"You have to make sure your house is sealed or you'll be in a constant battle with critters trying to live there," says Stussy, wildlife damage biologist at the ODFW's office in Central Point.

Plus, no animals have to die in the making of Stussy's assembly.

"Skunks are out spraying, looking for mates, and it's no fun for anyone," Stussy says. "More and more, people want solutions and they want solutions that are nonlethal."

First, make sure all but one of the vents to your house's foundation are covered and secured but still allow air passage.

In front of the one unsealed vent, place a heavy dusting of flour at the base.

Next, place a floodlight in the crawl space and blare some Britney Spears just loud enough that the neighbors don't call the cops.

"Make it annoying, obnoxious, can't-sleep-while-it's-on music," Stussy says. "Those things are all uncomfortable. They tell him, hey, you're not safe here."

Chances are, the skunk or skunks will hightail it out that one unblocked vent, leaving their tell-tale tracks in the flour as proof they're gone.

Wire up that final hole and you've just bid adieu to Pepe Le Pew.

Stussy doesn't have to tell Don Healy twice.

Building a home in Jacksonville, the Healys moved into a rental house six weeks ago. Noticing the foundation vents unprotected, they persuaded their landlord to bring in an inspector.

Nine trapped rats later, the vents are sealed.

"It gave me the willies because we live on top of them," Healy says. "I'm making darn sure I don't have a problem in the next place we're at ... I don't want any critters making a home under there."

But the amorous skunks notorious in Jacksonville each spring are regular visitors to their yard, rearing up on their front legs and blasting the family dogs about once a month.

"If we leave our dogs out after 10 (p.m.), it's almost a guaranteed spray," Healy says. "It's expensive to take them to the groomer every month."

Skunks walk a fine legal line in Oregon. Listed as unprotected animals, they can be killed whenever encountered, though firearms cannot be used inside city limits here.

Trapping is legal, but trapped skunks cannot be released off your property because of fears of spreading distemper, Stussy says.

Simply transporting a live skunk off your property requires a permit from Stussy.

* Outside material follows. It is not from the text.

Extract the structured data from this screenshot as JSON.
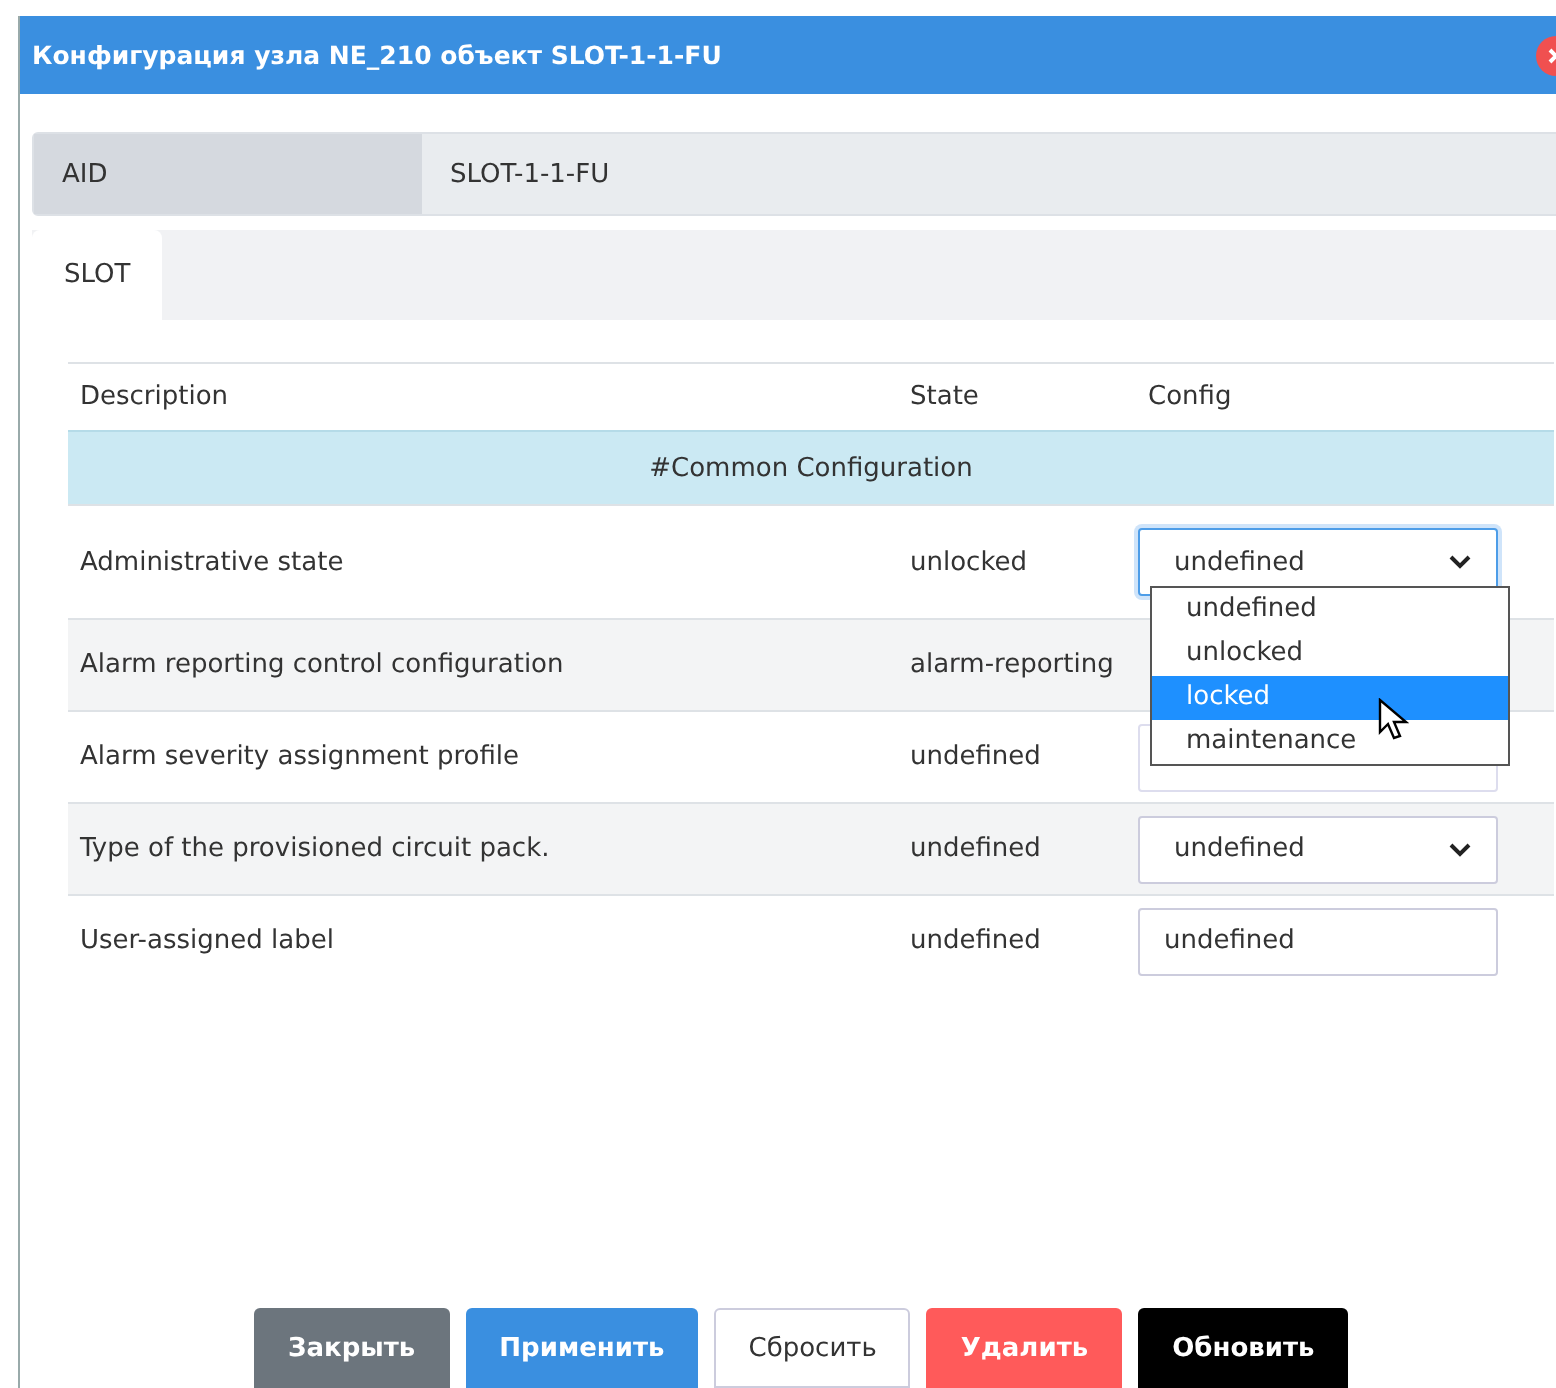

Healy has a skunk trap in his yard. If he catches one, he intends to take it into the woods outside of town and kill it.

"The problem is, I can't trap a skunk to save my life," he says.

At the Seventh-day Adventist Church, the offending skunk has been forgiven but he won't get a chance to push his luck.

Allred has asked church members to move forward with Stussy's flour-laden eviction plan, sans the bad music.

They have the wire ready to close the crawl-space hole. All they need is someone to spend a cold night behind a tree watching for the skunk to leave — if he's still there.

"We certainly have learned our lesson with this one," Allred says. "But we still have our work cut out for us."

Reach reporter Mark Freeman at 776-4470, or e-mail mfreeman@mailtribune.com.

A skunk boldly crosses a residential road in Jacksonville. Skunks begin spraying this time of year to attract a mate, something many Jacksonville dogs and a congregation in Eagle Point learned the hard way. - Bob Pennell